> [WORK REQUIRED]:
Every line below must come back exactly as it stands, with the images omitted.

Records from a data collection
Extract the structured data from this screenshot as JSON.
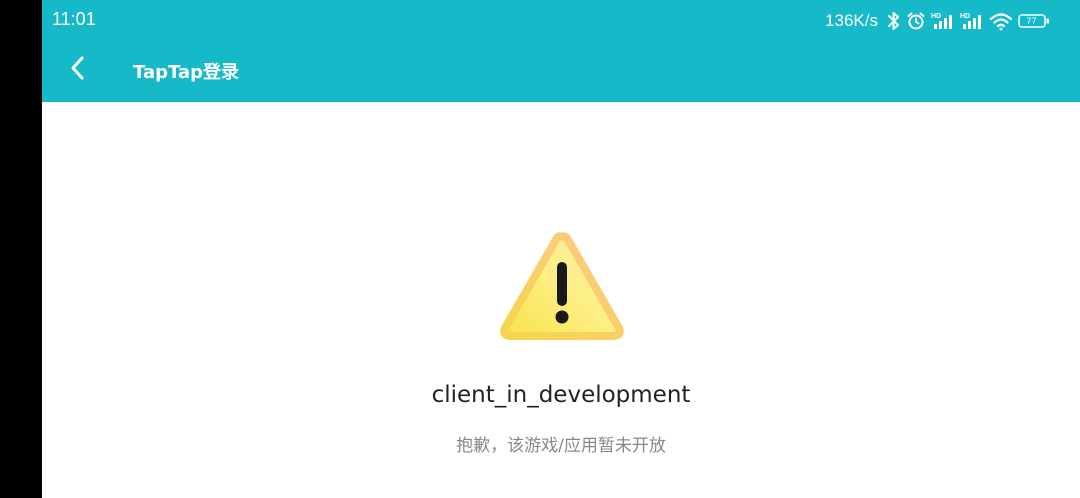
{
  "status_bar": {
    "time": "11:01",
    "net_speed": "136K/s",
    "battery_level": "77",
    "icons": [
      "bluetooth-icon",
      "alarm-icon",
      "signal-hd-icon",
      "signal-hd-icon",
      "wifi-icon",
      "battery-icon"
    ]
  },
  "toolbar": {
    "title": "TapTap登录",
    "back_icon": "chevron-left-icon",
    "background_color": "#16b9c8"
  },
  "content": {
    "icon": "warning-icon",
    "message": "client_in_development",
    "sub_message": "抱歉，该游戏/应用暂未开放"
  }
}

> [RESPONSE AREA]:
Extract the structured data from this screenshot as JSON.
{
  "status_bar": {
    "time": "11:01",
    "net_speed": "136K/s",
    "battery_level": "77",
    "icons": [
      "bluetooth-icon",
      "alarm-icon",
      "signal-hd-icon",
      "signal-hd-icon",
      "wifi-icon",
      "battery-icon"
    ]
  },
  "toolbar": {
    "title": "TapTap登录",
    "back_icon": "chevron-left-icon",
    "background_color": "#16b9c8"
  },
  "content": {
    "icon": "warning-icon",
    "message": "client_in_development",
    "sub_message": "抱歉，该游戏/应用暂未开放"
  }
}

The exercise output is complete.